Data:
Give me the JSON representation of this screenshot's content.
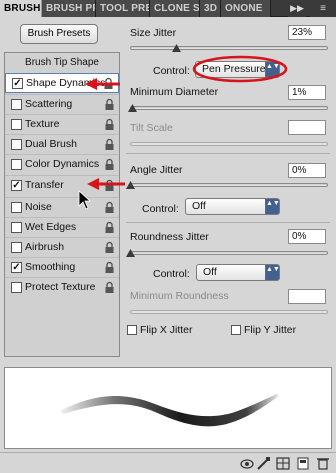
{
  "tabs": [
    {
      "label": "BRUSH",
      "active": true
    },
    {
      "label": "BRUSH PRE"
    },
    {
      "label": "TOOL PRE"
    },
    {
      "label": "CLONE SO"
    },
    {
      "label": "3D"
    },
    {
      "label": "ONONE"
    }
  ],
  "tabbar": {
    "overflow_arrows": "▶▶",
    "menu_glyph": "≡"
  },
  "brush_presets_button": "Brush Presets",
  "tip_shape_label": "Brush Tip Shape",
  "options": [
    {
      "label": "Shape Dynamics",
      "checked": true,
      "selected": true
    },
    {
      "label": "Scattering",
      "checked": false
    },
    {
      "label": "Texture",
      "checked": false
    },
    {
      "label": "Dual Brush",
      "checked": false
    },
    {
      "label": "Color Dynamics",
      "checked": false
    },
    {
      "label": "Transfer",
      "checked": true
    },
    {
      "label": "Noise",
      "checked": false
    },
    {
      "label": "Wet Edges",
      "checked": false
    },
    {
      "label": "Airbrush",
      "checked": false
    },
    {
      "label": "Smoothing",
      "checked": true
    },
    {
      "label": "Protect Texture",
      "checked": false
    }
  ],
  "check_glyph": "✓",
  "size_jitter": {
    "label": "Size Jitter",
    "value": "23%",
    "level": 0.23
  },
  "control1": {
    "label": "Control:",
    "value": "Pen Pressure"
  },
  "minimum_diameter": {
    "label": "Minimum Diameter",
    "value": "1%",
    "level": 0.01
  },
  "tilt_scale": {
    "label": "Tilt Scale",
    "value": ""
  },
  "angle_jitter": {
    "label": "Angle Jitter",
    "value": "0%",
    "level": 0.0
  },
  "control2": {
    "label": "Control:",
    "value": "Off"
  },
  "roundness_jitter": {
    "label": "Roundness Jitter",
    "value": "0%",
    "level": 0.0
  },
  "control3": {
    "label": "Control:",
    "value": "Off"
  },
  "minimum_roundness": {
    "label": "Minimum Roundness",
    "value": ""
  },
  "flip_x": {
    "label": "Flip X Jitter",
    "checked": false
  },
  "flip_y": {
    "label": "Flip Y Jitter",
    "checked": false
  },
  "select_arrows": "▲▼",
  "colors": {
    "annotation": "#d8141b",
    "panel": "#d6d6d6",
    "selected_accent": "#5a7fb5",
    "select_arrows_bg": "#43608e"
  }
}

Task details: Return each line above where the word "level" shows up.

Finished exercise:
    "level": 0.23
    "level": 0.01
    "level": 0.0
    "level": 0.0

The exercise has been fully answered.